- In the Atelier series' Arland trilogy, Hagel can make weapons and armor for the protagonist if she brings him the proper metal or cloth.
- There are a total of three playable smith classes in Final Fantasy XIV, the blacksmith who specializes in weapons, armorsmiths who create armor, and goldsmith who create various accessories.
- Pella from Looking for Group left blacksmithing behind when she came through time to join the heroes. When she later decided that she had no choice but to assault a heavily fortified prison she chose to go with a set of custom made weapons from a smith of ancient times, namely herself. Working at the forge also made time for some Back Story.
- In Next Town Over, the town of Sun Prairie has one. Vane Black takes the smithy from him after shooting off his fingers.
- Wayward Sons: Phastus has taken this role since developing the ability to manipulate metal.
- Homestar Runner has a blacksmith character- The Poopsmith originated as a joke where they met him right after the blacksmith. The blacksmith has shown up once or twice since then.
- A Simpsons-episode with Bart and a girl as fugitives from prison, features a blacksmith that frees them from their cuffs. (By forging a fitting key!) And it's a very stereotypical blacksmith, his character design would probably fit for any of the guys in this article's folklore section: Muscular, with thick grey beard, and even rousing music accompanying his scene!

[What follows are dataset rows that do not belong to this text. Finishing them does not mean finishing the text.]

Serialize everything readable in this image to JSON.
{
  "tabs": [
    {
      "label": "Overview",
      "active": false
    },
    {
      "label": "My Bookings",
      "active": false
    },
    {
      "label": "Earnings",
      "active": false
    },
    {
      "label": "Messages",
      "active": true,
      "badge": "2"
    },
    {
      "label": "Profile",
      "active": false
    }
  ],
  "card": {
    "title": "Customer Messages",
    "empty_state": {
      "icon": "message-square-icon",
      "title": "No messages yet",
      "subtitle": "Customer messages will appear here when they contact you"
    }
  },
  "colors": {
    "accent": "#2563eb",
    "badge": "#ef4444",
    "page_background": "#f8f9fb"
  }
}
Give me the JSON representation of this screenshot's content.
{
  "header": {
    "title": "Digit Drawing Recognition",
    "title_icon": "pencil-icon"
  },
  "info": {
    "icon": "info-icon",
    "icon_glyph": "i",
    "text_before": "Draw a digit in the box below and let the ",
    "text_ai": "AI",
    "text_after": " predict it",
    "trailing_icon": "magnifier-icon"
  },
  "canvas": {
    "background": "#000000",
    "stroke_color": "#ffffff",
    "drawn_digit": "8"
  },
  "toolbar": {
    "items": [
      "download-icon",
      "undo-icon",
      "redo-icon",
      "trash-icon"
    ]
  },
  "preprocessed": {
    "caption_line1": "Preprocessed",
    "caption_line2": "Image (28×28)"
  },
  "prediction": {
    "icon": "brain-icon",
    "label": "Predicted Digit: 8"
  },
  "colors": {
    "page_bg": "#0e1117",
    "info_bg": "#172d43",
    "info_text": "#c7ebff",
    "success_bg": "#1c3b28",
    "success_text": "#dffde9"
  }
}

- Bengali from ThunderCats was a blacksmith, and one of the few people who could fix the Sword of Omens. He also made his own magic hammer. Bengali is also regard as one the physically strongest Thundercats next to Panthro.
- Hephaestus appeared in an episode of Justice League Unlimited, making Ares a suit of living armor. He also reveals he's the one to build Wonder Woman's equipment.
- Masamune Goro, the Japanese blacksmith who was famed for the "spiritual quality" of his work. He supposedly spent 100 days meditating under a waterfall to purify his spirit before forging a katana.
- Muramasa is said to have infused every sword he made with his violent rage. Although Muramasa is often portrayed as Goro's pupil, the two lived about two centuries apart.
- The Javanese keris usually have it in their myths about how their blacksmith must perform a spiritual act (usually involve fasting and meditating in remote places) before they can begin forging. It only strengthen folk beliefs about how the keris are magic blades (of the "possessed by a powerful entity" variety).
- Many modern artisans from all over the world make armors and weapons for ornation purposes. Their skills are invaluable for small scale production of weaponry or machinery of utmost quality and a price to match, like some modern hunting firearms and bladed weapons. It's simply impossible to manufacture in an industrial environment a device which needs months or years of careful fitting and finishing.
- Andrew Ferrara may have been a sword-maker in Scotland in the late 16th and early 17th centuries. Whether he actually existed is debatable, but it is known that extremely well-made Scottish broadswords have his name inscribed on their blades.
- Blacksmiths in Scotland actually performed marriage ceremonies for couples, especially younger couples who fled from England against their parent's wishes. When the smith struck two interlocking bands on his anvil, the couple was married, often to the consternation of their respective parent sets.